In the last week I've been trying out my new tools carving a galloping horse and an ama suckling an octopus. Today I've carved a larger Recumbent Goat from Edmund De Waal's collection on magnolia wood. The resulting print is much better than the print I made from the smaller sketch.
Alongside this new netsuke project I have been working on another carving which is much bigger than the netsuke.
I make a simple sketch of the heron directly on to the larger plywood, then trace the outline with black pen. It's much more tough to cut than the magnolia but I'm not ready to blunt my new tools yet so I carve the heron into plywood with my old tools. As the sketch is quite loose, it frees up the carving resulting in an imperfect but dynamic heron.
Travelling with Birch Plywood
I bought this plywood a few years ago. This gigantic piece of birch plywood was stacked amongst more gigantic pieces of plywood in the warehouse of Robbins Timber Yard. I had cycled up to buy the wood and didn't think about the logistics of getting this giant home! They kindly offered to cut the plywood into smaller squares so we went for 30cm x 30cm. Even at 30cm x 30cm, when you have over twenty of these, it's a heavy load for a bicycle but somehow miraculously I managed to fit them all into my panniers and cycle home without any problems. I remember as soon as I arrived home I dived into my box of wood cutting tools and started carving immediately. I didn't draw or trace an image first, I just carved straight into the wood not knowing where I was going but just following the grain. I enjoyed the freedom of just letting the grain do it's own magic with no preconceived idea or pressure for any kind of result, only the process of carving. When I had finished I had made a carving which was more figurative and than I expected. I didn't have the facilities to print at home so I put it back on the pile and started to work on a new block with the idea of making a two colour print.
Woodblock Registration Block
I had kept the copy of Peter Brown's clear instructions for registration and re-written these for myself help me clarify the process. I drew out the registration marks. Instead of carving the block I initiated the idea of bringing the blocks to a fellow print making friend's house with a view to exploring the process of two colour prints together. If we could get our heads around it together, we might get there quicker. So one morning I arrived with the blocks with my instructions in my bag and as I pulled the blocks out of my bag my heart sank. I realised my idea wasn't going to work. One of us needed to have some knowledge on how to do this and I had given the impression that I did know but I had spent just one day on a Japanese woodblock printing course and hadn't got my head around the two colour printing. I was not ready to step into this process as a group until I had got to grips with the process myself.

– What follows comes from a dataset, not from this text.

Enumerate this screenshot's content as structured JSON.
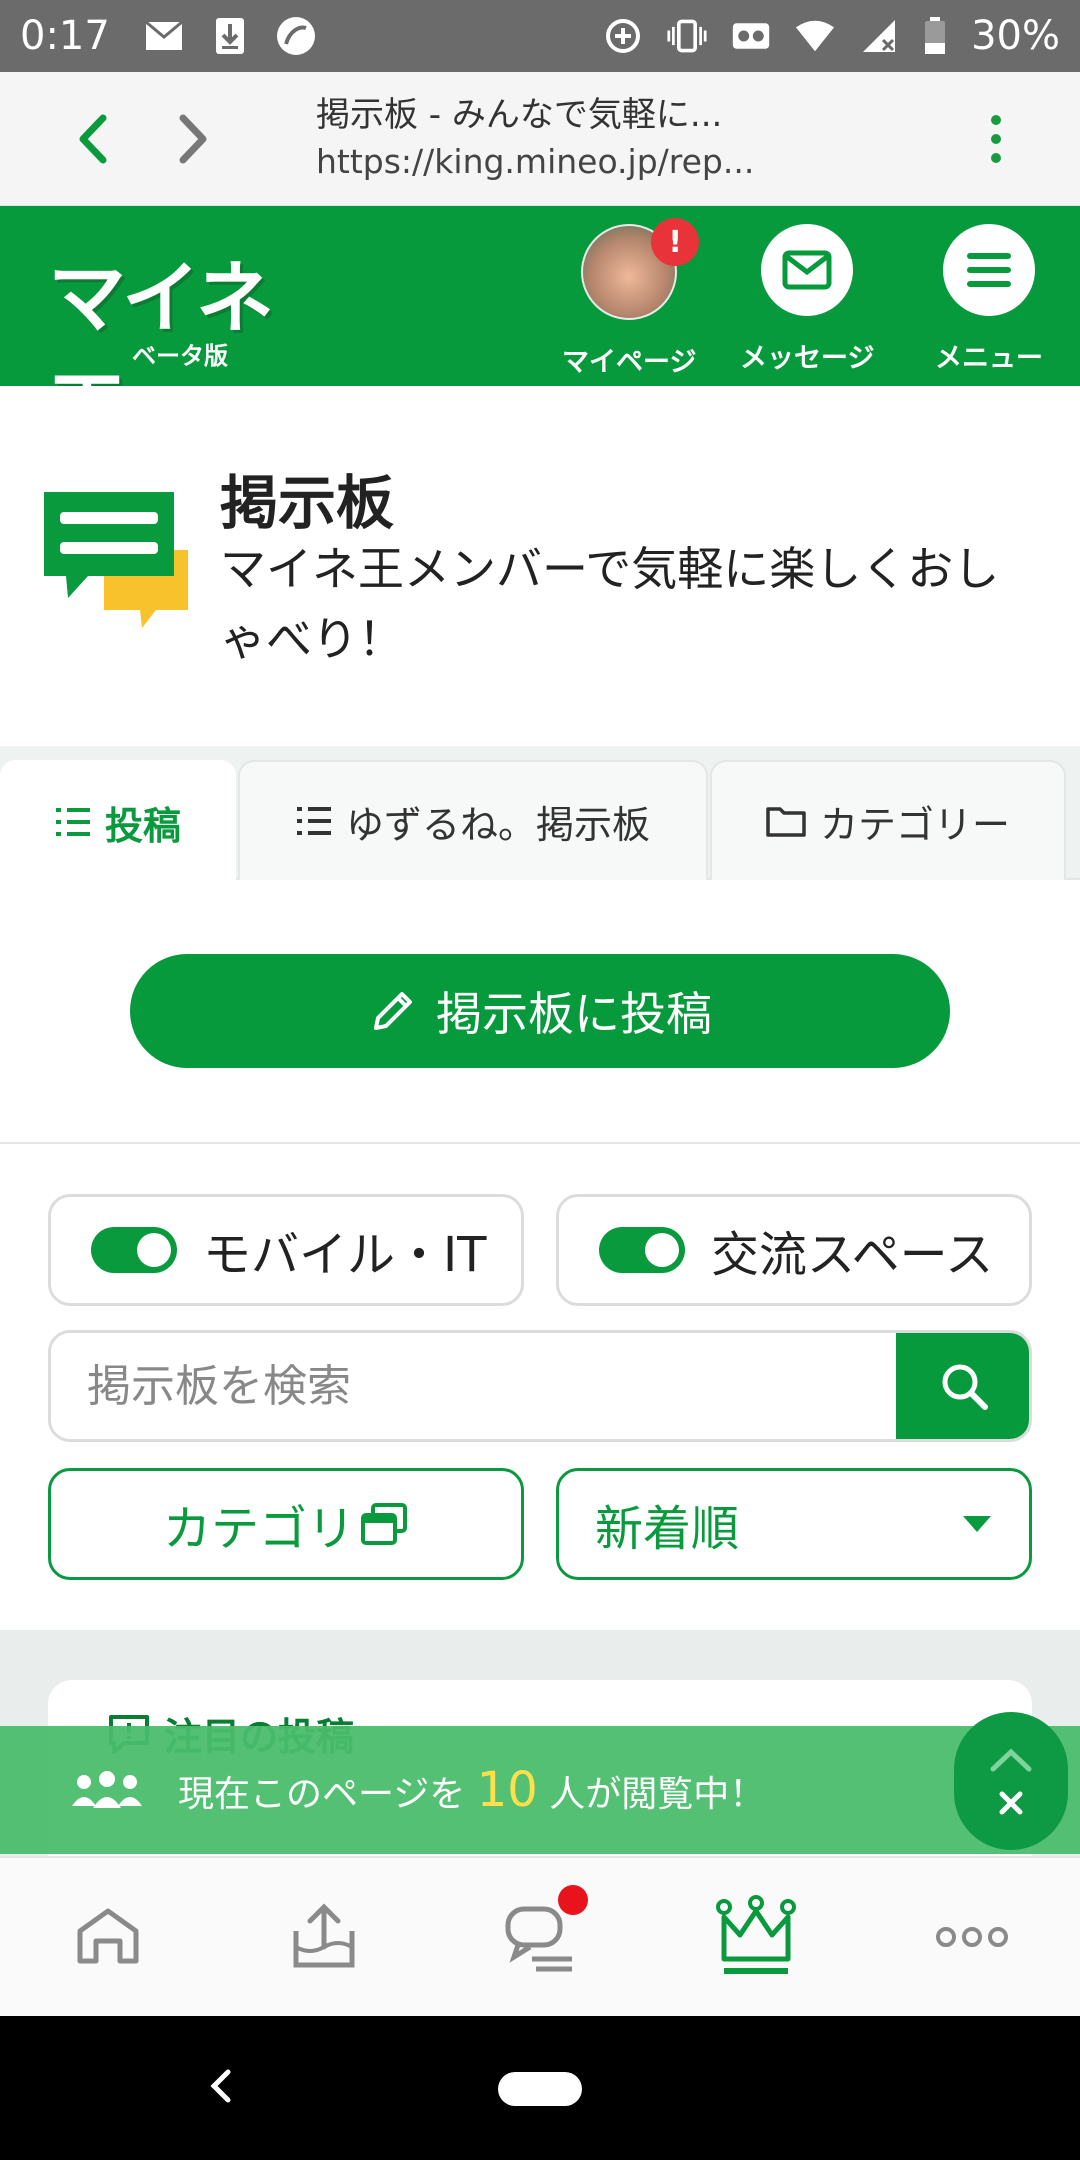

I had lost the enthusiasm to print the first image which had felt so dynamic and free. So instead of following up on my quest to get more experience I felt so overwhelmed by what felt like a huge hurdle that I left the blocks stacked up in a pile under my desk at home gathering dust.
A few months ago when I brought the blocks to my studio I finally made the time and space to have a go at printing this block which I had enjoyed carving so much. I used my letterpress inks with a hand roller; laid a large piece of white somerset satin 300gsms paper on the plywood and rubbed the back of the paper with a baren. When I peeled back the paper there was a sea of swimming whales and mountains flowing from the wood. Although it's a faint print and would need a press to get a good even solid colour I like the immediacy of the image and free flowing expansiveness.